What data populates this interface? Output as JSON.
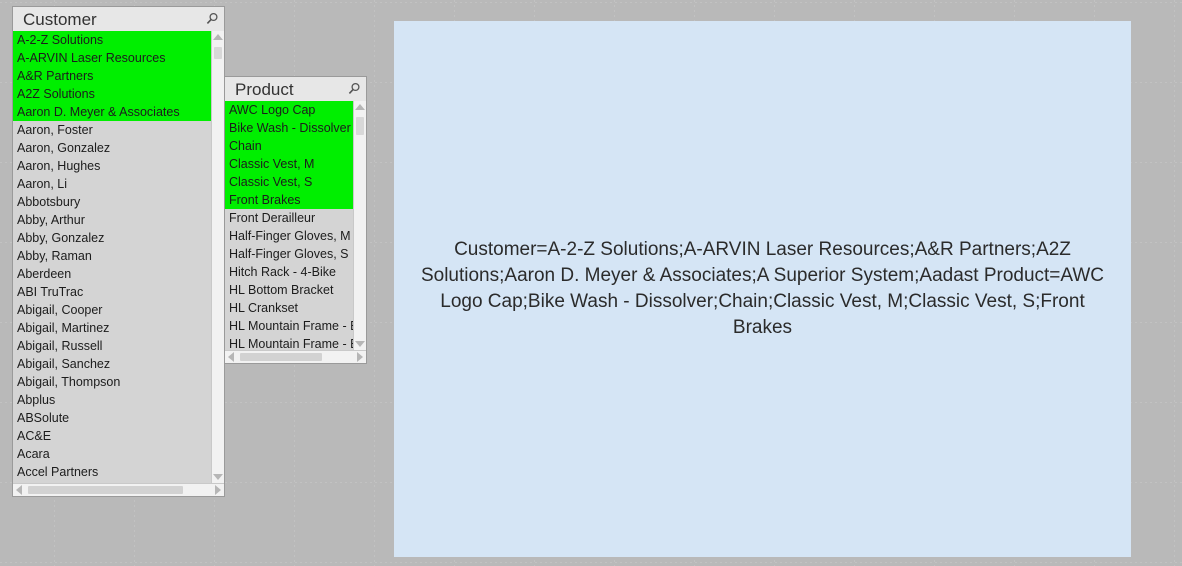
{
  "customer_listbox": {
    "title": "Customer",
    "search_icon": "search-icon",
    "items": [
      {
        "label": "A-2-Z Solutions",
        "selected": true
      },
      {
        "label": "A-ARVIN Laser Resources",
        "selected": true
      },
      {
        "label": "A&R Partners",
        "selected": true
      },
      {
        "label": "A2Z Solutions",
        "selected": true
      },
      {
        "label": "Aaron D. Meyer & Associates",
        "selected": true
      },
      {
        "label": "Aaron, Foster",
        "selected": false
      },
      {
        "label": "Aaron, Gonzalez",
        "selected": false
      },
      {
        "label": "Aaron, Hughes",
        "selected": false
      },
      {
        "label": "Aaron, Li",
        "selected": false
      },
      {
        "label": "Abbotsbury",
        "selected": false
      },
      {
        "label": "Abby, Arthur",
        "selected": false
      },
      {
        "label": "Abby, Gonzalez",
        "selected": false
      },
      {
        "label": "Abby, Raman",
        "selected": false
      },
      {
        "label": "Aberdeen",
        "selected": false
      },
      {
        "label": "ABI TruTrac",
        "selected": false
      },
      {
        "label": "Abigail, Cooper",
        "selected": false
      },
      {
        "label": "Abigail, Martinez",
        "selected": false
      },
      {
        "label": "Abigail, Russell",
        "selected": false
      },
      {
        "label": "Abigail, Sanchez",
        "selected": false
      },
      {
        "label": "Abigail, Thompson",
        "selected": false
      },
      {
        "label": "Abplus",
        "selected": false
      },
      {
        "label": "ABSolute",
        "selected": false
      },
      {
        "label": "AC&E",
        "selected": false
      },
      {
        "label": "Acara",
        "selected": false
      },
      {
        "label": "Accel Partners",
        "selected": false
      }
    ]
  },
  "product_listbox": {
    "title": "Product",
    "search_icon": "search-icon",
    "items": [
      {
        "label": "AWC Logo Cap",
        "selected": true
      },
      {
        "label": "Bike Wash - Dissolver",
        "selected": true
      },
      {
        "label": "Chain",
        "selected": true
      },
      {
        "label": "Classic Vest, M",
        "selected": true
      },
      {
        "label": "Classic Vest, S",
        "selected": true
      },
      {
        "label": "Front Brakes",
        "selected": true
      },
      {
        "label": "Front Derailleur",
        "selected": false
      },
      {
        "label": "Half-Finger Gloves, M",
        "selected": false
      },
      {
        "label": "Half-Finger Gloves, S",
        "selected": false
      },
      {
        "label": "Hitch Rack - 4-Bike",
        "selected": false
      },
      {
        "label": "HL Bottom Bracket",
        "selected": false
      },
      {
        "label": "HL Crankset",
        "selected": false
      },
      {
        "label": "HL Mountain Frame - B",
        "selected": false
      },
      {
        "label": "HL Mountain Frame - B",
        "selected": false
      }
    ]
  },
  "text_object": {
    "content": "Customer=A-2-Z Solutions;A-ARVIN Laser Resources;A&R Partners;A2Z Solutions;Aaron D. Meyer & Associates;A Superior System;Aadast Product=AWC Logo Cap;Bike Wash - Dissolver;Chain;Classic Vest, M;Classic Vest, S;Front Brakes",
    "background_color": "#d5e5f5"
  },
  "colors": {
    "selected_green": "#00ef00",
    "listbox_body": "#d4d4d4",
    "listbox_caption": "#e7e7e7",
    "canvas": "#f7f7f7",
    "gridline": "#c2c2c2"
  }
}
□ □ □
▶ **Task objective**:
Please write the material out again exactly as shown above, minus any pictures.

▶ **Exercise result**:
What data populates this interface? Output as JSON.
{
  "customer_listbox": {
    "title": "Customer",
    "search_icon": "search-icon",
    "items": [
      {
        "label": "A-2-Z Solutions",
        "selected": true
      },
      {
        "label": "A-ARVIN Laser Resources",
        "selected": true
      },
      {
        "label": "A&R Partners",
        "selected": true
      },
      {
        "label": "A2Z Solutions",
        "selected": true
      },
      {
        "label": "Aaron D. Meyer & Associates",
        "selected": true
      },
      {
        "label": "Aaron, Foster",
        "selected": false
      },
      {
        "label": "Aaron, Gonzalez",
        "selected": false
      },
      {
        "label": "Aaron, Hughes",
        "selected": false
      },
      {
        "label": "Aaron, Li",
        "selected": false
      },
      {
        "label": "Abbotsbury",
        "selected": false
      },
      {
        "label": "Abby, Arthur",
        "selected": false
      },
      {
        "label": "Abby, Gonzalez",
        "selected": false
      },
      {
        "label": "Abby, Raman",
        "selected": false
      },
      {
        "label": "Aberdeen",
        "selected": false
      },
      {
        "label": "ABI TruTrac",
        "selected": false
      },
      {
        "label": "Abigail, Cooper",
        "selected": false
      },
      {
        "label": "Abigail, Martinez",
        "selected": false
      },
      {
        "label": "Abigail, Russell",
        "selected": false
      },
      {
        "label": "Abigail, Sanchez",
        "selected": false
      },
      {
        "label": "Abigail, Thompson",
        "selected": false
      },
      {
        "label": "Abplus",
        "selected": false
      },
      {
        "label": "ABSolute",
        "selected": false
      },
      {
        "label": "AC&E",
        "selected": false
      },
      {
        "label": "Acara",
        "selected": false
      },
      {
        "label": "Accel Partners",
        "selected": false
      }
    ]
  },
  "product_listbox": {
    "title": "Product",
    "search_icon": "search-icon",
    "items": [
      {
        "label": "AWC Logo Cap",
        "selected": true
      },
      {
        "label": "Bike Wash - Dissolver",
        "selected": true
      },
      {
        "label": "Chain",
        "selected": true
      },
      {
        "label": "Classic Vest, M",
        "selected": true
      },
      {
        "label": "Classic Vest, S",
        "selected": true
      },
      {
        "label": "Front Brakes",
        "selected": true
      },
      {
        "label": "Front Derailleur",
        "selected": false
      },
      {
        "label": "Half-Finger Gloves, M",
        "selected": false
      },
      {
        "label": "Half-Finger Gloves, S",
        "selected": false
      },
      {
        "label": "Hitch Rack - 4-Bike",
        "selected": false
      },
      {
        "label": "HL Bottom Bracket",
        "selected": false
      },
      {
        "label": "HL Crankset",
        "selected": false
      },
      {
        "label": "HL Mountain Frame - B",
        "selected": false
      },
      {
        "label": "HL Mountain Frame - B",
        "selected": false
      }
    ]
  },
  "text_object": {
    "content": "Customer=A-2-Z Solutions;A-ARVIN Laser Resources;A&R Partners;A2Z Solutions;Aaron D. Meyer & Associates;A Superior System;Aadast Product=AWC Logo Cap;Bike Wash - Dissolver;Chain;Classic Vest, M;Classic Vest, S;Front Brakes",
    "background_color": "#d5e5f5"
  },
  "colors": {
    "selected_green": "#00ef00",
    "listbox_body": "#d4d4d4",
    "listbox_caption": "#e7e7e7",
    "canvas": "#f7f7f7",
    "gridline": "#c2c2c2"
  }
}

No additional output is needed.